Dublin in a spin over EC aid deal figures

Click to follow
The Independent Online
AN explosive disagreement over what Ireland was promised in regional aid yesterday left the President of the European Commission, Jacques Delors, furiously denying that he had lied. An embarrassed Irish Prime Minister faced accusations of exaggerating the figure to which Dublin is entitled.

Under the latest revised regional aid proposals Ireland stands to receive at least pounds 500m less between now and 1999 than the pounds 7.84bn Dublin insists has been committed. Denying he had broken his word, Mr Delors said Ireland would receive what was promised, but said this came to only pounds 7.3bn.
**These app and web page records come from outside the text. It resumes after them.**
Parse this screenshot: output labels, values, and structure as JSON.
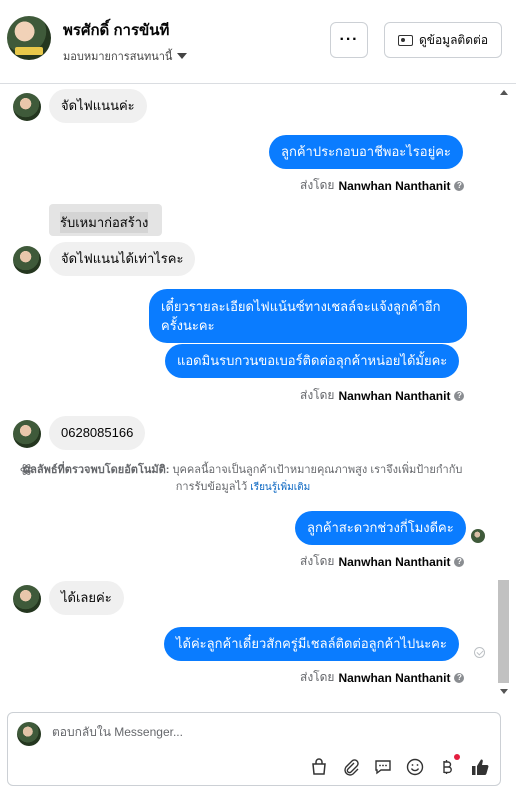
{
  "header": {
    "name": "พรศักดิ์ การขันที",
    "assign_label": "มอบหมายการสนทนานี้",
    "more_label": "···",
    "contact_label": "ดูข้อมูลติดต่อ"
  },
  "messages": {
    "m1": "จัดไฟแนนค่ะ",
    "m2": "ลูกค้าประกอบอาชีพอะไรอยู่คะ",
    "m3": "รับเหมาก่อสร้าง",
    "m4": "จัดไฟแนนได้เท่าไรคะ",
    "m5": "เดี๋ยวรายละเอียดไฟแน้นซ์ทางเชลล์จะแจ้งลูกค้าอีกครั้งนะคะ",
    "m6": "แอดมินรบกวนขอเบอร์ติดต่อลุกค้าหน่อยได้มั้ยคะ",
    "m7": "0628085166",
    "m8": "ลูกค้าสะดวกช่วงกี่โมงดีคะ",
    "m9": "ได้เลยค่ะ",
    "m10": "ได้ค่ะลูกค้าเดี๋ยวสักครู่มีเชลล์ติดต่อลูกค้าไปนะคะ"
  },
  "sent_by": {
    "prefix": "ส่งโดย",
    "agent": "Nanwhan Nanthanit"
  },
  "ai_note": {
    "title": "ผลลัพธ์ที่ตรวจพบโดยอัตโนมัติ:",
    "body": "บุคคลนี้อาจเป็นลูกค้าเป้าหมายคุณภาพสูง เราจึงเพิ่มป้ายกำกับการรับข้อมูลไว้",
    "link": "เรียนรู้เพิ่มเติม"
  },
  "composer": {
    "placeholder": "ตอบกลับใน Messenger..."
  },
  "colors": {
    "outgoing_bubble": "#0a7cff",
    "incoming_bubble": "#f0f0f0",
    "link": "#0a66c2",
    "notification_dot": "#e41e3f"
  },
  "icons": {
    "tools": [
      "shopping-bag-icon",
      "paperclip-icon",
      "saved-reply-icon",
      "emoji-icon",
      "baht-payment-icon",
      "thumbs-up-icon"
    ]
  }
}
The row is the most heated to have arisen between Dublin and Brussels in the 20 years since the Irish voted to join the Community. The issue today goes before EC commissioners who will hear the Regional Affairs Commissioner, Bruce Millan, argue that Brussels has insufficient cash to meet its commitments to the four poorest nations in July. Commissioners are expected to vote 16-1 against Ireland getting the amount it claims.

In the Dail yesterday Albert Reynolds looked more shaken than at any time since assuming the premier's post last year as he faced questions on the Millan proposals. The Foreign Minister, Dick Spring, was noticeably testy. He insisted the Development Plan 'would be implemented in full' and said he had every confidence that Mr Delors entered 'an honourable agreement in good faith'.

He hinted that Community accounting systems may have caused confusion and underlined his faith in 'the quality' of Irish submissions, suggesting that Dublin's arithmetic may have leaned towards the optimistic in drawing down the maximum support levels.

Ireland, which receives nearly pounds 3m a day from the EC structural funds, is recognised as having possibly the best record of putting EC regional spending to good use. By contrast in Greece and Portugal, which receive nearly pounds 7m a day, the EC funds often go astray or fuel inflation.